### WORK INSTRUCTIONS
Each entry must appear in the answer exactly as it does here.

### Stored entries
============================================================
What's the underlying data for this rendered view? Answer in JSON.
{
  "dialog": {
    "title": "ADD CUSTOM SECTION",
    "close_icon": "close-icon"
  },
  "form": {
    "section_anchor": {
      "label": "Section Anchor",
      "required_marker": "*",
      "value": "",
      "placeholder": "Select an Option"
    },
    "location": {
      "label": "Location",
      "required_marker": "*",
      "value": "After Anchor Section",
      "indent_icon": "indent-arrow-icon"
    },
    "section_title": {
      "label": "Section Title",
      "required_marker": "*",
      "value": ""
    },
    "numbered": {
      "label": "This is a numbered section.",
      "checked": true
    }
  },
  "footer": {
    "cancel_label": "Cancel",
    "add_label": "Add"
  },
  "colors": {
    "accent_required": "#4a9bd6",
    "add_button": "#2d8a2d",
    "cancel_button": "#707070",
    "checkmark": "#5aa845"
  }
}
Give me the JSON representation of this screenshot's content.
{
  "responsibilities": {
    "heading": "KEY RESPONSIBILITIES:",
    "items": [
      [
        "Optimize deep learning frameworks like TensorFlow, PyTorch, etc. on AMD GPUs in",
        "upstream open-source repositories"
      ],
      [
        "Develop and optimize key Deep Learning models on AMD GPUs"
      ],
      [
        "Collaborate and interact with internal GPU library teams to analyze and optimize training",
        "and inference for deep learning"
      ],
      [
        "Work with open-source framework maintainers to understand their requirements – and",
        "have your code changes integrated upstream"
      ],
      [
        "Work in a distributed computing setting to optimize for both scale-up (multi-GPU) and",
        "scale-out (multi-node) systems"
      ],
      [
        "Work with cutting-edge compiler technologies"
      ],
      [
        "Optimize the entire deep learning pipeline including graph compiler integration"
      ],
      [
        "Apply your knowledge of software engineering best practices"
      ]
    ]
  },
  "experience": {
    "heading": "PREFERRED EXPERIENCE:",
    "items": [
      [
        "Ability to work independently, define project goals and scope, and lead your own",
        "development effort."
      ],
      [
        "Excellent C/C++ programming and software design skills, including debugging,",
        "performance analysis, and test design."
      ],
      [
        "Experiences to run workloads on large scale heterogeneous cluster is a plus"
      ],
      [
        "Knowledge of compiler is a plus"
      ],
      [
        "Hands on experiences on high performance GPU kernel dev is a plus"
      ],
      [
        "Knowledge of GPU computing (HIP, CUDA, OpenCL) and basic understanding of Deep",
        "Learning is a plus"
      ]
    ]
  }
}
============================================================
### RESULT OF THE EXERCISE
What's the underlying data for this rendered view? Answer in JSON.
{
  "dialog": {
    "title": "ADD CUSTOM SECTION",
    "close_icon": "close-icon"
  },
  "form": {
    "section_anchor": {
      "label": "Section Anchor",
      "required_marker": "*",
      "value": "",
      "placeholder": "Select an Option"
    },
    "location": {
      "label": "Location",
      "required_marker": "*",
      "value": "After Anchor Section",
      "indent_icon": "indent-arrow-icon"
    },
    "section_title": {
      "label": "Section Title",
      "required_marker": "*",
      "value": ""
    },
    "numbered": {
      "label": "This is a numbered section.",
      "checked": true
    }
  },
  "footer": {
    "cancel_label": "Cancel",
    "add_label": "Add"
  },
  "colors": {
    "accent_required": "#4a9bd6",
    "add_button": "#2d8a2d",
    "cancel_button": "#707070",
    "checkmark": "#5aa845"
  }
}
Give me the JSON representation of this screenshot's content.
{
  "responsibilities": {
    "heading": "KEY RESPONSIBILITIES:",
    "items": [
      [
        "Optimize deep learning frameworks like TensorFlow, PyTorch, etc. on AMD GPUs in",
        "upstream open-source repositories"
      ],
      [
        "Develop and optimize key Deep Learning models on AMD GPUs"
      ],
      [
        "Collaborate and interact with internal GPU library teams to analyze and optimize training",
        "and inference for deep learning"
      ],
      [
        "Work with open-source framework maintainers to understand their requirements – and",
        "have your code changes integrated upstream"
      ],
      [
        "Work in a distributed computing setting to optimize for both scale-up (multi-GPU) and",
        "scale-out (multi-node) systems"
      ],
      [
        "Work with cutting-edge compiler technologies"
      ],
      [
        "Optimize the entire deep learning pipeline including graph compiler integration"
      ],
      [
        "Apply your knowledge of software engineering best practices"
      ]
    ]
  },
  "experience": {
    "heading": "PREFERRED EXPERIENCE:",
    "items": [
      [
        "Ability to work independently, define project goals and scope, and lead your own",
        "development effort."
      ],
      [
        "Excellent C/C++ programming and software design skills, including debugging,",
        "performance analysis, and test design."
      ],
      [
        "Experiences to run workloads on large scale heterogeneous cluster is a plus"
      ],
      [
        "Knowledge of compiler is a plus"
      ],
      [
        "Hands on experiences on high performance GPU kernel dev is a plus"
      ],
      [
        "Knowledge of GPU computing (HIP, CUDA, OpenCL) and basic understanding of Deep",
        "Learning is a plus"
      ]
    ]
  }
}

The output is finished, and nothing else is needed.